### Record set
########################################

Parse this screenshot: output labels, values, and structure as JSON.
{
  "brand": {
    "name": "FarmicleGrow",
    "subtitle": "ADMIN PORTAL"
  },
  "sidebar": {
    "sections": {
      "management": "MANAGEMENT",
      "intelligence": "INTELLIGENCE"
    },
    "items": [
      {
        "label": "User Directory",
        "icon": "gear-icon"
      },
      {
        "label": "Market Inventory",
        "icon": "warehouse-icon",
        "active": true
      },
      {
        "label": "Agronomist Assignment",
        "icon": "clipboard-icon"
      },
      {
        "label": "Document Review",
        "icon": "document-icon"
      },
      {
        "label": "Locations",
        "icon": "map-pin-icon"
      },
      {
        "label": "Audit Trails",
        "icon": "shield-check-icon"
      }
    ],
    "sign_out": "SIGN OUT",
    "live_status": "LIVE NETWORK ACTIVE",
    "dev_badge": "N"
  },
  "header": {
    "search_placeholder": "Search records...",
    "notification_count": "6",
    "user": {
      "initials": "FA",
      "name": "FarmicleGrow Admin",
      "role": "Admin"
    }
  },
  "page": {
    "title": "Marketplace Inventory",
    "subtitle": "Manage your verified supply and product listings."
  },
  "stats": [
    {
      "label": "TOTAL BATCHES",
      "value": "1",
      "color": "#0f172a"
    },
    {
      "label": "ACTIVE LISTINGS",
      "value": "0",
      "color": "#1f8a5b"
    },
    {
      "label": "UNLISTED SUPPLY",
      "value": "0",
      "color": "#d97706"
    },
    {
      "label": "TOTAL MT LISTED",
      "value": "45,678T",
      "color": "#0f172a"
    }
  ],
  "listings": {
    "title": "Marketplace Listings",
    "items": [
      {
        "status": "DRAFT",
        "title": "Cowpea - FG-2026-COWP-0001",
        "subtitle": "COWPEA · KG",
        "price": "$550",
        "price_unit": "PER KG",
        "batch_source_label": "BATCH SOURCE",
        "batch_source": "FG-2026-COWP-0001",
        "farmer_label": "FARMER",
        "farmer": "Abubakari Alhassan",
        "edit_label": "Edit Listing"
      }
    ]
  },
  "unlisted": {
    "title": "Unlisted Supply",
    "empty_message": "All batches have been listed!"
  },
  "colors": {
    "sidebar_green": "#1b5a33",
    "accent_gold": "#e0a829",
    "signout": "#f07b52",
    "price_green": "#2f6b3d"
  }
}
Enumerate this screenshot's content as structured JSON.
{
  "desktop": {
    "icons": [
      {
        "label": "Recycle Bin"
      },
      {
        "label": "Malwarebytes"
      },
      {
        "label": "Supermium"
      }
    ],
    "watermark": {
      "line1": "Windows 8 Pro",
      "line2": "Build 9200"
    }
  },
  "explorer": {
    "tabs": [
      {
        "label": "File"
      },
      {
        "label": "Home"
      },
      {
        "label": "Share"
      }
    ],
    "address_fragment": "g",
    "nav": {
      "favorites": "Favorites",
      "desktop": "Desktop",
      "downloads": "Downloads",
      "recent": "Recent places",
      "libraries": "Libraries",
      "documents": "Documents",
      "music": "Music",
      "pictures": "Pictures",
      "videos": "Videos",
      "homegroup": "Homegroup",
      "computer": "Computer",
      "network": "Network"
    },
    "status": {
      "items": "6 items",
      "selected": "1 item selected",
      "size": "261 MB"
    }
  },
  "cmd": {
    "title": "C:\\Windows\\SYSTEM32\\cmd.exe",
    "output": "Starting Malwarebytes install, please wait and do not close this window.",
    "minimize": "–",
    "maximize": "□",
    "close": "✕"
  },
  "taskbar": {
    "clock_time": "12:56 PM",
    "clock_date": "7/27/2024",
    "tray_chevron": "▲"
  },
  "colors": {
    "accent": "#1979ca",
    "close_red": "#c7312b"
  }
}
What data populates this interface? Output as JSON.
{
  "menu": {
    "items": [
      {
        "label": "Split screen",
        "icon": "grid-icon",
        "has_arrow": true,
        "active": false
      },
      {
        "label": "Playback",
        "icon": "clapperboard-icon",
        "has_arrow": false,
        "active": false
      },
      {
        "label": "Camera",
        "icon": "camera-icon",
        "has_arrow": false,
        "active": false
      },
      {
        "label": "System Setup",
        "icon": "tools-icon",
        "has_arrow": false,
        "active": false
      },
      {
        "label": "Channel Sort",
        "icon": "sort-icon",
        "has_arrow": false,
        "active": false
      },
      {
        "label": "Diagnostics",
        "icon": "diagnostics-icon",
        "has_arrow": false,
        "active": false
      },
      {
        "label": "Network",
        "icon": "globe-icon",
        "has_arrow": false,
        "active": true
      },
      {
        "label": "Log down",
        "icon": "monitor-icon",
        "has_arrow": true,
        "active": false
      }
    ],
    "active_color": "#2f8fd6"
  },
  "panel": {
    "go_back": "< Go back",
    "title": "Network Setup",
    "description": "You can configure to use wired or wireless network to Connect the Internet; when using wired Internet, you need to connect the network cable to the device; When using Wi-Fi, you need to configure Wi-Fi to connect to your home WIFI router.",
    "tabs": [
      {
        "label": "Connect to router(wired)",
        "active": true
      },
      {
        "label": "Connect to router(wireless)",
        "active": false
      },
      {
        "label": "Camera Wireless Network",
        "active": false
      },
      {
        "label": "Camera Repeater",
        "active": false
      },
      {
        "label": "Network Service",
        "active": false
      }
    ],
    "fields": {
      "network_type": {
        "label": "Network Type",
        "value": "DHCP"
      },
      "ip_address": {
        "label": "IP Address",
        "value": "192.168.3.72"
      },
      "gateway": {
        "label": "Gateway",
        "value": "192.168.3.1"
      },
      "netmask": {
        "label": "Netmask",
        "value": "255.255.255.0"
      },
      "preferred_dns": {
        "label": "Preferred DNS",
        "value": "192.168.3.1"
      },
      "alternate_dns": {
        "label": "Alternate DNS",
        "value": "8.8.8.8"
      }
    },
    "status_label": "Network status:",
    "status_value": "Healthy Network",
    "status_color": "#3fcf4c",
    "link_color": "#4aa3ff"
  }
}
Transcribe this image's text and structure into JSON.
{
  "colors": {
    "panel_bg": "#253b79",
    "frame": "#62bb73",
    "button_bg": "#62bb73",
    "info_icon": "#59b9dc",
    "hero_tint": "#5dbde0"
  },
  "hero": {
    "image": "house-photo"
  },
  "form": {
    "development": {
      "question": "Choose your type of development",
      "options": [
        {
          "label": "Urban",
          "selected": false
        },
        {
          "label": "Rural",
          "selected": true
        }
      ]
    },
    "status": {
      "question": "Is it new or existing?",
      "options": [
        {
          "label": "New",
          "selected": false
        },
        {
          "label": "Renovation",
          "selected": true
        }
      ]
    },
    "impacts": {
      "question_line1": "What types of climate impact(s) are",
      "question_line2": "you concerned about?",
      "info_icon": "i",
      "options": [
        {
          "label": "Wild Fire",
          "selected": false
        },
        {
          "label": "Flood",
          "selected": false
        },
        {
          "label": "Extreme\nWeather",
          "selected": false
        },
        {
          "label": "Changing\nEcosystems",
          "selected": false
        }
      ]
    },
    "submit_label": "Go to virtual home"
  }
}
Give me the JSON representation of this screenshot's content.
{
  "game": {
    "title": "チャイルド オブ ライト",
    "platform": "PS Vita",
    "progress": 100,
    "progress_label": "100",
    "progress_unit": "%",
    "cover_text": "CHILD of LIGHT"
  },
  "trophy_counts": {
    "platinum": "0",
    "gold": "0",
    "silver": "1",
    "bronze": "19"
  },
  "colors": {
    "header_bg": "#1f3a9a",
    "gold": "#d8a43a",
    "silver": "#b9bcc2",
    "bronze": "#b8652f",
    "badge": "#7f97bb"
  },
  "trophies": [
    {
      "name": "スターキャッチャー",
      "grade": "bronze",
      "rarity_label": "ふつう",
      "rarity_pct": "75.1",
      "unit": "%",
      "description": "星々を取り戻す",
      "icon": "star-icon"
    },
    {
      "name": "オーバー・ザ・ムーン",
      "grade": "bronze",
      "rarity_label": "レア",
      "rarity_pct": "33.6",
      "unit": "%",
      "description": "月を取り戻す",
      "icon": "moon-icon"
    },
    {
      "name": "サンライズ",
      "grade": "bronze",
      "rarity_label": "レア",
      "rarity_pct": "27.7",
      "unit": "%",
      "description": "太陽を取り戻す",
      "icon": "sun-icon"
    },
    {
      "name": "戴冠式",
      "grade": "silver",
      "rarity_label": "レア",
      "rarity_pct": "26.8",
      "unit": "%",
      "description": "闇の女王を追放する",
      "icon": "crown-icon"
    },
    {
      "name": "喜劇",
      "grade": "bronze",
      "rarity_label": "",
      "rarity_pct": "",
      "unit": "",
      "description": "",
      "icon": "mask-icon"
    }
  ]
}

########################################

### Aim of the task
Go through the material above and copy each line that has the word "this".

### Solution below
Parse this screenshot: output labels, values, and structure as JSON.
Enumerate this screenshot's content as structured JSON.
    "output": "Starting Malwarebytes install, please wait and do not close this window.",
What data populates this interface? Output as JSON.
Transcribe this image's text and structure into JSON.
Give me the JSON representation of this screenshot's content.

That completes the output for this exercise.